Winter Imbolc Moon
This is, I know, a terrible picture, although since it was taken at night, with my hand held computing device and from a considerable distance away-I was parked at the side of the road hoping no one would stovepipe me-it’s ok.
This tree is my favorite light display along Brook Forest Drive on the way to Evergreen. There were many. The folks who lit it up must have run a very long extension cord to get to it, because it sits all alone in the woods, on the edge of a precipice. I love its existential isolation and yet its brilliance and its color.
The woods up here, the Arapaho National Forest for the most part, are lovely dark and deep and beautiful because of that, but having this small bit of human intervention tickles me.
It’s a part of a larger picture that’s coming to me. When I mentioned shamanic seeing in the post about the mountain spirits, it made me aware that I need to a third R to my gerundal theology: reimagining and reconstructing AND re-enchanting. This last of the three R’s of an emerging approach to faith may be the most important of all. The first two involve rational heavy lifting, taking something apart and putting it back together in a way meaningful today. Important and critical, yes. But, I’m realizing, not enough.
More than the intellectual work we need the emotional work, a return to shamanic seeing, a return to a view of the world as a magical, mystical place. Which it always has been and continues to be. The empirical method, the scientific method has, like religious dogma, occluded our ability to see wonder. One woman said, during the mussar class in which we discussed the three messengers (angels) from the mountain spirit, said, “How would the mountain know when to send out the messengers?” Beep. Wrong question.
The right question? How can we open our hearts to the intimate communication we get from the natural world everyday? Including those emanating from within our own bodies. It’s our perception that needs to change, not the world. It’s still sending messengers and messages, but we’ve systematically tricked ourselves into thinking we now know too much to attend to them. We don’t.
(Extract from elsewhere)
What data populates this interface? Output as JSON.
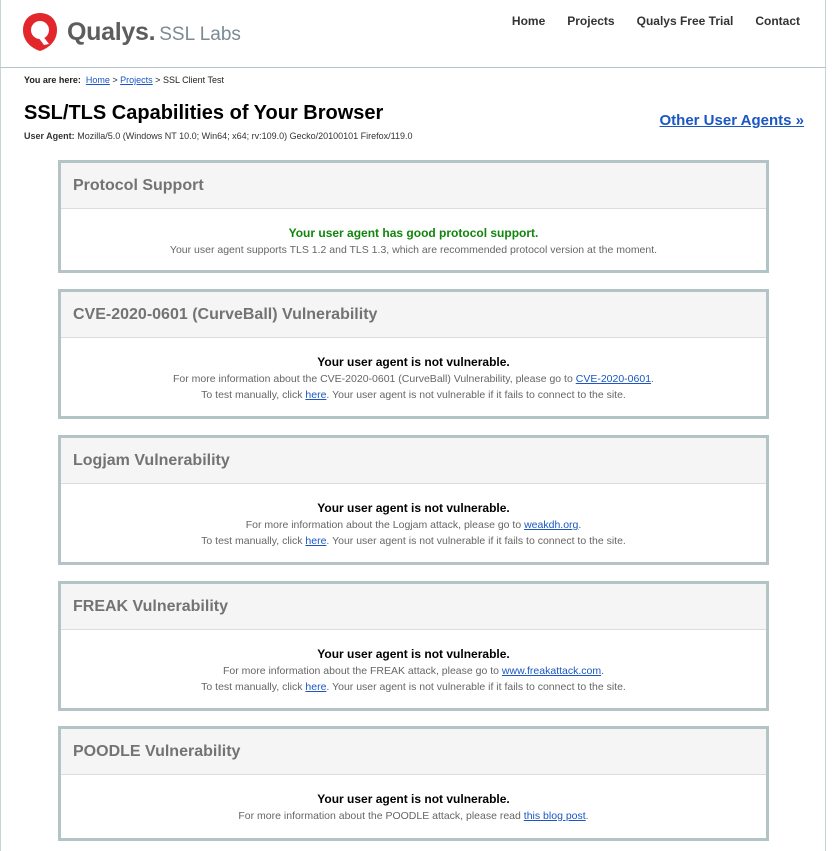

What does that lenticular cloud hanging over Black Mountain have to say? How about the wind howling down off Mt. Evans? The snow storm about to hit us? The fox or the mountain lion or the bear crossing our yard? The gradual decline of our muscle mass, our mental mass, as we age? Where are our faeries? Why won’t the wood nymphs of the lodgepole pines speak to me? The sun and its perpetual light. That rock fallen on to the road. What do they mean? Not what are they? Not why are they there? But what love note from the big bang do they contain? How would the ancient Greek or the Hebrew on Sinai or the folk who walked up out of Africa relate to them?
No, we don’t have to give up the scientific. No, we don’t have to abjure missing the rock with our car or truck. We only have to ask about our relationship with all these. What is it? How does it convey meaning to me? I like the notion of spirits and gods, goddesses, too. I’m still looking for the Great God Pan. Maybe you’ve seen him?